Data records for software interfaces
++++++++++++++++++++
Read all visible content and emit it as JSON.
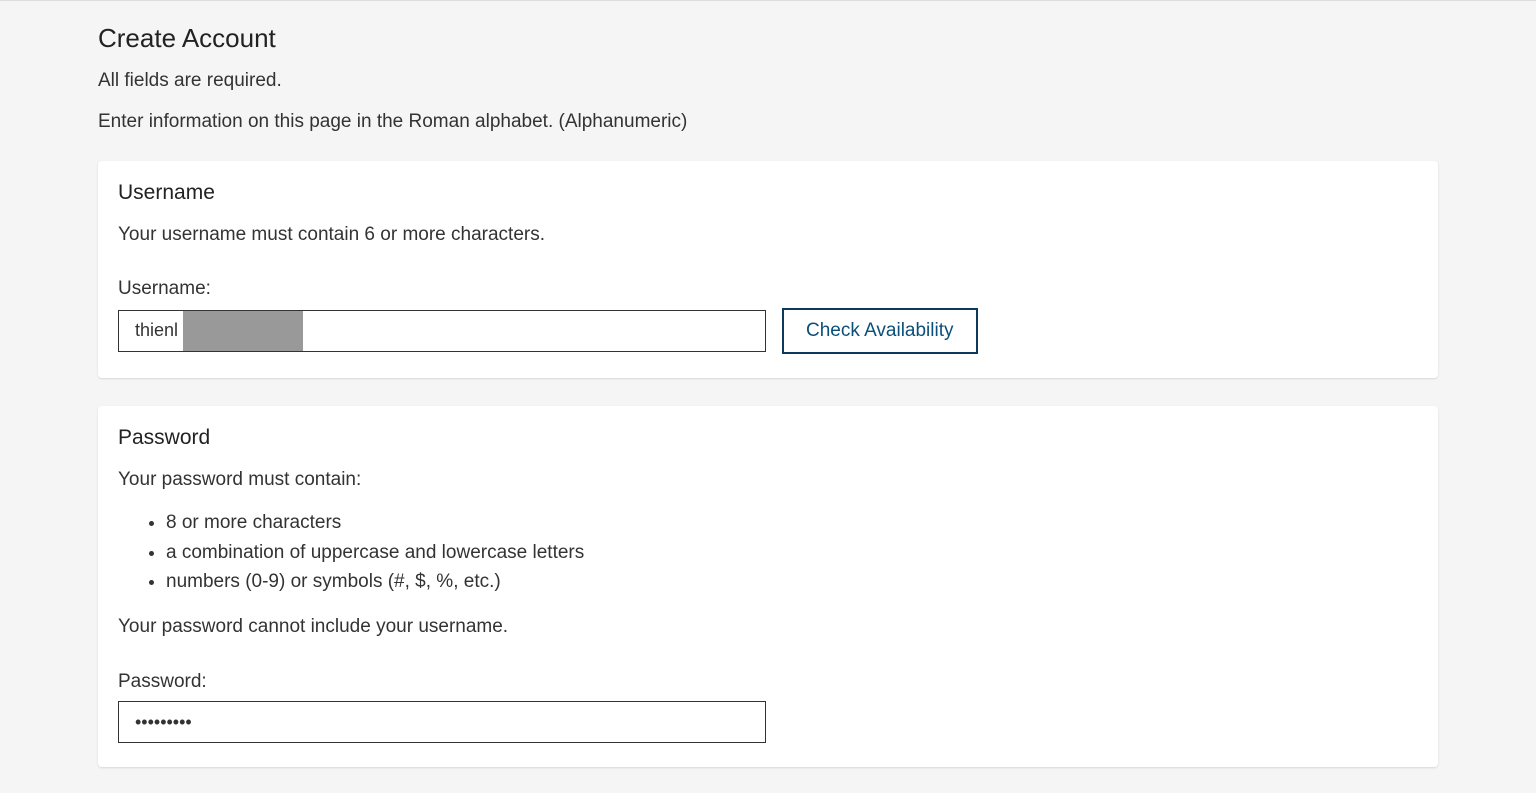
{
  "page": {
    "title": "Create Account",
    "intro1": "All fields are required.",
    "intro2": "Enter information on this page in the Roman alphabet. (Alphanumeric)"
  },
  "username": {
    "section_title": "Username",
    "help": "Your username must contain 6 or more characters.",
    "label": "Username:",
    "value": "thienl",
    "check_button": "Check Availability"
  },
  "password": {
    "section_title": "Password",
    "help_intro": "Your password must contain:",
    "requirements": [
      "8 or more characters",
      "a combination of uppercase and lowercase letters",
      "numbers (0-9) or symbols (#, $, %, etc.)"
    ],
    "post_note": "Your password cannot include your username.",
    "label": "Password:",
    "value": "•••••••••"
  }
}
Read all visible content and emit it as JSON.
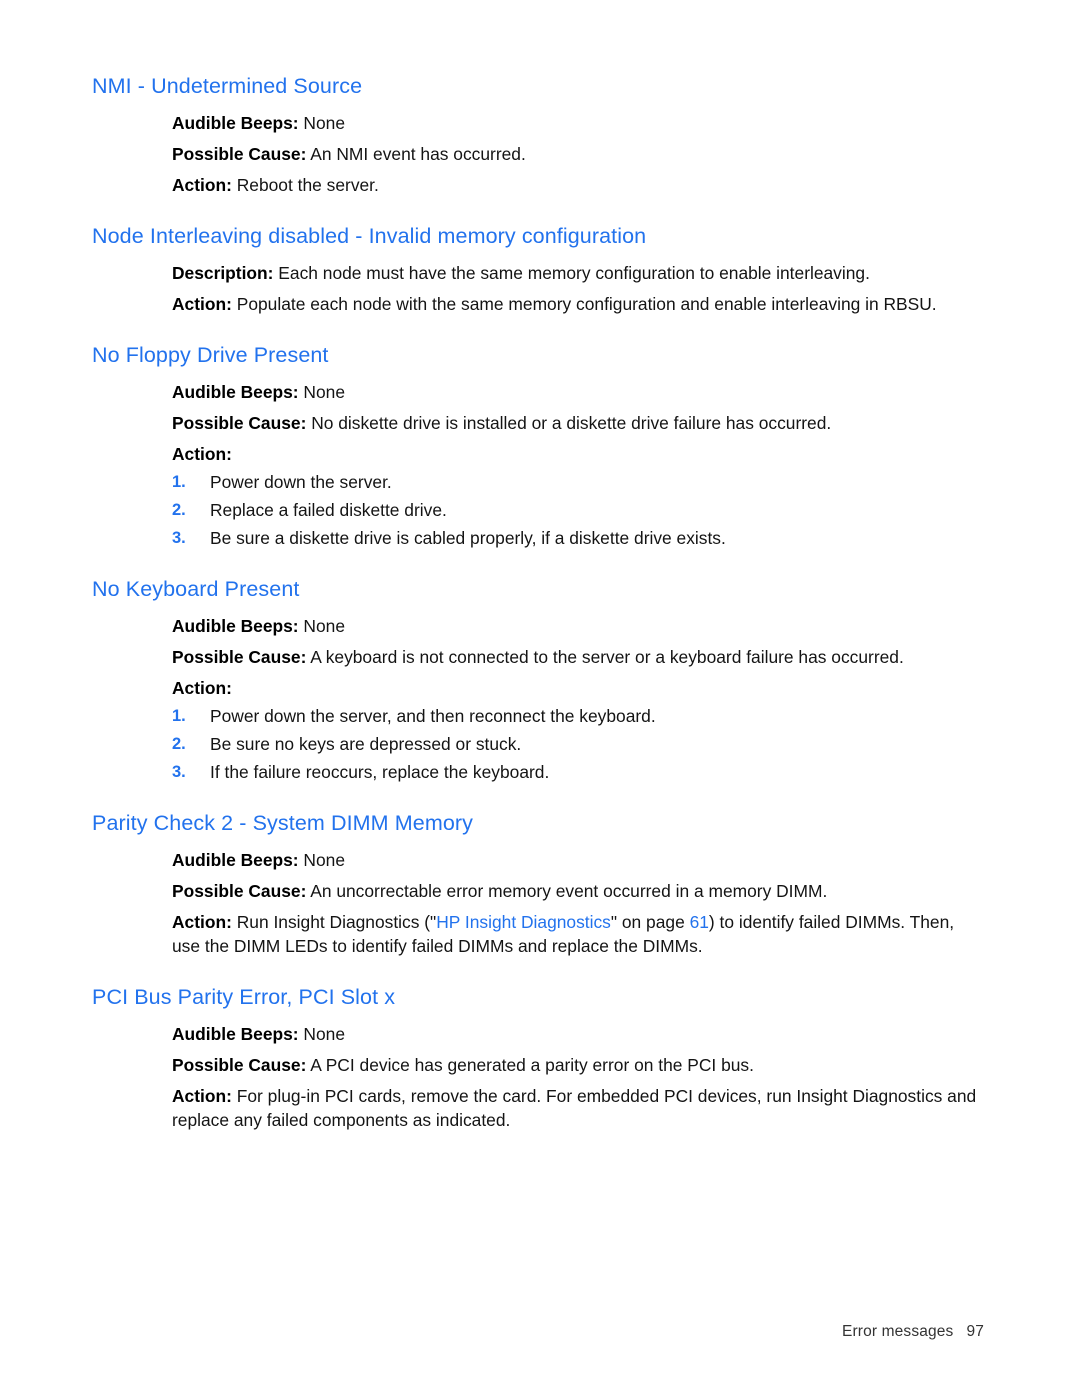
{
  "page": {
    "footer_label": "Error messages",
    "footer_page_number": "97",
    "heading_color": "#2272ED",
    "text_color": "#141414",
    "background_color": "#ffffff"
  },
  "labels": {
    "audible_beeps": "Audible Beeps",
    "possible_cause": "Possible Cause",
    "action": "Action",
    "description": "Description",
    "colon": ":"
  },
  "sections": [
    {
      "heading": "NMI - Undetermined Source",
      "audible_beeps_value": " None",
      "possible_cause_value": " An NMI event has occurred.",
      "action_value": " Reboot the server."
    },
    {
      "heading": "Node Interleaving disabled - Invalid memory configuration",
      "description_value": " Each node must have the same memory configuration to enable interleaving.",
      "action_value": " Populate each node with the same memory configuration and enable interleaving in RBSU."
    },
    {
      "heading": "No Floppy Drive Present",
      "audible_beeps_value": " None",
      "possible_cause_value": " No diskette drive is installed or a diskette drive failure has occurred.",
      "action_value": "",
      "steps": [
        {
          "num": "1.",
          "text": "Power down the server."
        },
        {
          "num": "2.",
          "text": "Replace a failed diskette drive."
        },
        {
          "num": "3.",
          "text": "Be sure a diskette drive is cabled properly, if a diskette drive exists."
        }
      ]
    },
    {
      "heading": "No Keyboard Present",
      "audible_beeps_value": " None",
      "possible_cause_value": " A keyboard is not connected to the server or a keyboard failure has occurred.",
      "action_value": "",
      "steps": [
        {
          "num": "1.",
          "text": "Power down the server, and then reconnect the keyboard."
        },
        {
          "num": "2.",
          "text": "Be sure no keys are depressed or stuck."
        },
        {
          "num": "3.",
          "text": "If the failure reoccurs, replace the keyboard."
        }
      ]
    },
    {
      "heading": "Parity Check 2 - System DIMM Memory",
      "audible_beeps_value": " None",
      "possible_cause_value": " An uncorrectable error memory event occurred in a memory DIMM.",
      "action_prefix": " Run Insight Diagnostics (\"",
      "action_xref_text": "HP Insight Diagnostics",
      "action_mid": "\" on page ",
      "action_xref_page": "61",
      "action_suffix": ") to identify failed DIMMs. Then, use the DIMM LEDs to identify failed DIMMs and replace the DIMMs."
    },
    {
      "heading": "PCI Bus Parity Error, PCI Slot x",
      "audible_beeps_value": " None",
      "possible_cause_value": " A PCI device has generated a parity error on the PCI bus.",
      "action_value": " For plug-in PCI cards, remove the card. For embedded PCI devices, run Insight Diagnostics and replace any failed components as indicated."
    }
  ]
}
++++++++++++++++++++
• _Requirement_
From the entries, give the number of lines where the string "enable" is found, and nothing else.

• _Task answer_
2